• [Input data]:

########################################

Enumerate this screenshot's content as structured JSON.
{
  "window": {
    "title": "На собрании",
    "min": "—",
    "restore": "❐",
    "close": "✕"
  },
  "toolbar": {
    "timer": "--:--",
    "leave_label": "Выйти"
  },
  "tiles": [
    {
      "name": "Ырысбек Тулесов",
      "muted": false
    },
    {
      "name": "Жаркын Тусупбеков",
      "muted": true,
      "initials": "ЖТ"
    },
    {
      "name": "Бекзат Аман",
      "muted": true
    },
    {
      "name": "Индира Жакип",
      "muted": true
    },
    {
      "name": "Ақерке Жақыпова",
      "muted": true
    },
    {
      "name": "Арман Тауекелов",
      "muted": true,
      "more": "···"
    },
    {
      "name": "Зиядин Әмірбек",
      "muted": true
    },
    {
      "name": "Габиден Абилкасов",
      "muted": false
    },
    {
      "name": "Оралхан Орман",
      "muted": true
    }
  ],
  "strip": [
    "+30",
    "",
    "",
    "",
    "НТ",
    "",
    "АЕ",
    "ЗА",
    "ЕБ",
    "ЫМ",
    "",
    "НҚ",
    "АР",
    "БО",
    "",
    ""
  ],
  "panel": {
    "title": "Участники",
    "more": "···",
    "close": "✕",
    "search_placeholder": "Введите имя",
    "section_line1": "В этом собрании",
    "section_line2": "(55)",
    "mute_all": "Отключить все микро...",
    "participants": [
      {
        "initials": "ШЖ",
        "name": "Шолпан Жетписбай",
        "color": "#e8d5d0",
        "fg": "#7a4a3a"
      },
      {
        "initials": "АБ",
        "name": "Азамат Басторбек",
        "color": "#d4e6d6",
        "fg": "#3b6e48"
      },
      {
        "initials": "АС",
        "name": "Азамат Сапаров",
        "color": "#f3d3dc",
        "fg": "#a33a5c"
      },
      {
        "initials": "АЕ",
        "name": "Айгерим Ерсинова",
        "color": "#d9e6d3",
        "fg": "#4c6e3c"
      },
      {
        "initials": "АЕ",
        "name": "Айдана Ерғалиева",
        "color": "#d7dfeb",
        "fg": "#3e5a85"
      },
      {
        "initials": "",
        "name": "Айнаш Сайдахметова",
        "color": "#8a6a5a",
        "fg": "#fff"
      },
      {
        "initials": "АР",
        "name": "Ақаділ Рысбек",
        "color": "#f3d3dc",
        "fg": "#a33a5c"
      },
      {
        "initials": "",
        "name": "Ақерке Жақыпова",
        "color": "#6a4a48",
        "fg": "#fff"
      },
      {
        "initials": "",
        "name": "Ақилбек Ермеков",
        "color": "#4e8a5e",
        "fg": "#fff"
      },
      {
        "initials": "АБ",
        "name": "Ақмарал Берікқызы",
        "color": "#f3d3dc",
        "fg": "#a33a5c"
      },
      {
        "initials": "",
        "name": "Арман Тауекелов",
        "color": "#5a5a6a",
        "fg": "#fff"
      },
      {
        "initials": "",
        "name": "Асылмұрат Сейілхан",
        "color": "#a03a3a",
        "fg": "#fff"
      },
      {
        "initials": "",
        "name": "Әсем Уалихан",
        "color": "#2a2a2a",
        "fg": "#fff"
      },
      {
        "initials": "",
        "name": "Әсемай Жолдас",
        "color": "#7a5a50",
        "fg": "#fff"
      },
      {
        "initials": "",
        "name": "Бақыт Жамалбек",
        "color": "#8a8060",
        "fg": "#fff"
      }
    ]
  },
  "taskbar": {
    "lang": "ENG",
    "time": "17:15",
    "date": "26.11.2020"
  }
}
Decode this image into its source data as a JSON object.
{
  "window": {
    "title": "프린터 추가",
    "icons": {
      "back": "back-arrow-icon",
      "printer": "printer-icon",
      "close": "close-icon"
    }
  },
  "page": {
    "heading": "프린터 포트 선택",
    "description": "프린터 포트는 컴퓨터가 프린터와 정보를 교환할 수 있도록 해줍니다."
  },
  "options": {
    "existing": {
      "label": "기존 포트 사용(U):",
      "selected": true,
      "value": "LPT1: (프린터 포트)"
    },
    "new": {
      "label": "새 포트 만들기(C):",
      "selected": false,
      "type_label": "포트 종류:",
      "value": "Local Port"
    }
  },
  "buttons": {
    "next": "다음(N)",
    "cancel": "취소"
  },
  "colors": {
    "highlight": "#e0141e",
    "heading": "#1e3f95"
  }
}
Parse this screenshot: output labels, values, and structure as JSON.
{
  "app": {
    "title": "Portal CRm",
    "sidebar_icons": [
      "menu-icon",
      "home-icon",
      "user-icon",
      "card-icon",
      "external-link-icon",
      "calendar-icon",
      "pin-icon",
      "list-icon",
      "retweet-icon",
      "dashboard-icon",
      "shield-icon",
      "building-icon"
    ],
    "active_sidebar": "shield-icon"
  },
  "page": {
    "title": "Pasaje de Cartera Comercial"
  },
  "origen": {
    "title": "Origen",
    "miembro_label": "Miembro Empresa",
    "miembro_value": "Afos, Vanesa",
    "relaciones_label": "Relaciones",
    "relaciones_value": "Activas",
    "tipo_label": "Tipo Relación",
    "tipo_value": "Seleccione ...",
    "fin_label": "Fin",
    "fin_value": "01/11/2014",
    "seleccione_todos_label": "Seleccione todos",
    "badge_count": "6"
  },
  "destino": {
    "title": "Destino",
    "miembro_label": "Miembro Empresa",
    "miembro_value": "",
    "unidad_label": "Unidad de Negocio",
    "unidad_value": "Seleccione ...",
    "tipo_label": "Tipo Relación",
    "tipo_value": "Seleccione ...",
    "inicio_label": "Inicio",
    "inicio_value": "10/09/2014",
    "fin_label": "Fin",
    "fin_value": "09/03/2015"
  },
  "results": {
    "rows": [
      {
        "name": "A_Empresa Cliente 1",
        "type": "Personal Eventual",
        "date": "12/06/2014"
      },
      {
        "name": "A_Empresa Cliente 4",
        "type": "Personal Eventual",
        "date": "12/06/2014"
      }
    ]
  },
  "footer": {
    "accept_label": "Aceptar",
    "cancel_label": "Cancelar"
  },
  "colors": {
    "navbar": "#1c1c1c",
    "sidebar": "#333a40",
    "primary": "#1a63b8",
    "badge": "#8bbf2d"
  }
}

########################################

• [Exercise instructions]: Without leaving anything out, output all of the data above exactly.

• [Response to the task]:
Enumerate this screenshot's content as structured JSON.
{
  "window": {
    "title": "На собрании",
    "min": "—",
    "restore": "❐",
    "close": "✕"
  },
  "toolbar": {
    "timer": "--:--",
    "leave_label": "Выйти"
  },
  "tiles": [
    {
      "name": "Ырысбек Тулесов",
      "muted": false
    },
    {
      "name": "Жаркын Тусупбеков",
      "muted": true,
      "initials": "ЖТ"
    },
    {
      "name": "Бекзат Аман",
      "muted": true
    },
    {
      "name": "Индира Жакип",
      "muted": true
    },
    {
      "name": "Ақерке Жақыпова",
      "muted": true
    },
    {
      "name": "Арман Тауекелов",
      "muted": true,
      "more": "···"
    },
    {
      "name": "Зиядин Әмірбек",
      "muted": true
    },
    {
      "name": "Габиден Абилкасов",
      "muted": false
    },
    {
      "name": "Оралхан Орман",
      "muted": true
    }
  ],
  "strip": [
    "+30",
    "",
    "",
    "",
    "НТ",
    "",
    "АЕ",
    "ЗА",
    "ЕБ",
    "ЫМ",
    "",
    "НҚ",
    "АР",
    "БО",
    "",
    ""
  ],
  "panel": {
    "title": "Участники",
    "more": "···",
    "close": "✕",
    "search_placeholder": "Введите имя",
    "section_line1": "В этом собрании",
    "section_line2": "(55)",
    "mute_all": "Отключить все микро...",
    "participants": [
      {
        "initials": "ШЖ",
        "name": "Шолпан Жетписбай",
        "color": "#e8d5d0",
        "fg": "#7a4a3a"
      },
      {
        "initials": "АБ",
        "name": "Азамат Басторбек",
        "color": "#d4e6d6",
        "fg": "#3b6e48"
      },
      {
        "initials": "АС",
        "name": "Азамат Сапаров",
        "color": "#f3d3dc",
        "fg": "#a33a5c"
      },
      {
        "initials": "АЕ",
        "name": "Айгерим Ерсинова",
        "color": "#d9e6d3",
        "fg": "#4c6e3c"
      },
      {
        "initials": "АЕ",
        "name": "Айдана Ерғалиева",
        "color": "#d7dfeb",
        "fg": "#3e5a85"
      },
      {
        "initials": "",
        "name": "Айнаш Сайдахметова",
        "color": "#8a6a5a",
        "fg": "#fff"
      },
      {
        "initials": "АР",
        "name": "Ақаділ Рысбек",
        "color": "#f3d3dc",
        "fg": "#a33a5c"
      },
      {
        "initials": "",
        "name": "Ақерке Жақыпова",
        "color": "#6a4a48",
        "fg": "#fff"
      },
      {
        "initials": "",
        "name": "Ақилбек Ермеков",
        "color": "#4e8a5e",
        "fg": "#fff"
      },
      {
        "initials": "АБ",
        "name": "Ақмарал Берікқызы",
        "color": "#f3d3dc",
        "fg": "#a33a5c"
      },
      {
        "initials": "",
        "name": "Арман Тауекелов",
        "color": "#5a5a6a",
        "fg": "#fff"
      },
      {
        "initials": "",
        "name": "Асылмұрат Сейілхан",
        "color": "#a03a3a",
        "fg": "#fff"
      },
      {
        "initials": "",
        "name": "Әсем Уалихан",
        "color": "#2a2a2a",
        "fg": "#fff"
      },
      {
        "initials": "",
        "name": "Әсемай Жолдас",
        "color": "#7a5a50",
        "fg": "#fff"
      },
      {
        "initials": "",
        "name": "Бақыт Жамалбек",
        "color": "#8a8060",
        "fg": "#fff"
      }
    ]
  },
  "taskbar": {
    "lang": "ENG",
    "time": "17:15",
    "date": "26.11.2020"
  }
}
Decode this image into its source data as a JSON object.
{
  "window": {
    "title": "프린터 추가",
    "icons": {
      "back": "back-arrow-icon",
      "printer": "printer-icon",
      "close": "close-icon"
    }
  },
  "page": {
    "heading": "프린터 포트 선택",
    "description": "프린터 포트는 컴퓨터가 프린터와 정보를 교환할 수 있도록 해줍니다."
  },
  "options": {
    "existing": {
      "label": "기존 포트 사용(U):",
      "selected": true,
      "value": "LPT1: (프린터 포트)"
    },
    "new": {
      "label": "새 포트 만들기(C):",
      "selected": false,
      "type_label": "포트 종류:",
      "value": "Local Port"
    }
  },
  "buttons": {
    "next": "다음(N)",
    "cancel": "취소"
  },
  "colors": {
    "highlight": "#e0141e",
    "heading": "#1e3f95"
  }
}
Parse this screenshot: output labels, values, and structure as JSON.
{
  "app": {
    "title": "Portal CRm",
    "sidebar_icons": [
      "menu-icon",
      "home-icon",
      "user-icon",
      "card-icon",
      "external-link-icon",
      "calendar-icon",
      "pin-icon",
      "list-icon",
      "retweet-icon",
      "dashboard-icon",
      "shield-icon",
      "building-icon"
    ],
    "active_sidebar": "shield-icon"
  },
  "page": {
    "title": "Pasaje de Cartera Comercial"
  },
  "origen": {
    "title": "Origen",
    "miembro_label": "Miembro Empresa",
    "miembro_value": "Afos, Vanesa",
    "relaciones_label": "Relaciones",
    "relaciones_value": "Activas",
    "tipo_label": "Tipo Relación",
    "tipo_value": "Seleccione ...",
    "fin_label": "Fin",
    "fin_value": "01/11/2014",
    "seleccione_todos_label": "Seleccione todos",
    "badge_count": "6"
  },
  "destino": {
    "title": "Destino",
    "miembro_label": "Miembro Empresa",
    "miembro_value": "",
    "unidad_label": "Unidad de Negocio",
    "unidad_value": "Seleccione ...",
    "tipo_label": "Tipo Relación",
    "tipo_value": "Seleccione ...",
    "inicio_label": "Inicio",
    "inicio_value": "10/09/2014",
    "fin_label": "Fin",
    "fin_value": "09/03/2015"
  },
  "results": {
    "rows": [
      {
        "name": "A_Empresa Cliente 1",
        "type": "Personal Eventual",
        "date": "12/06/2014"
      },
      {
        "name": "A_Empresa Cliente 4",
        "type": "Personal Eventual",
        "date": "12/06/2014"
      }
    ]
  },
  "footer": {
    "accept_label": "Aceptar",
    "cancel_label": "Cancelar"
  },
  "colors": {
    "navbar": "#1c1c1c",
    "sidebar": "#333a40",
    "primary": "#1a63b8",
    "badge": "#8bbf2d"
  }
}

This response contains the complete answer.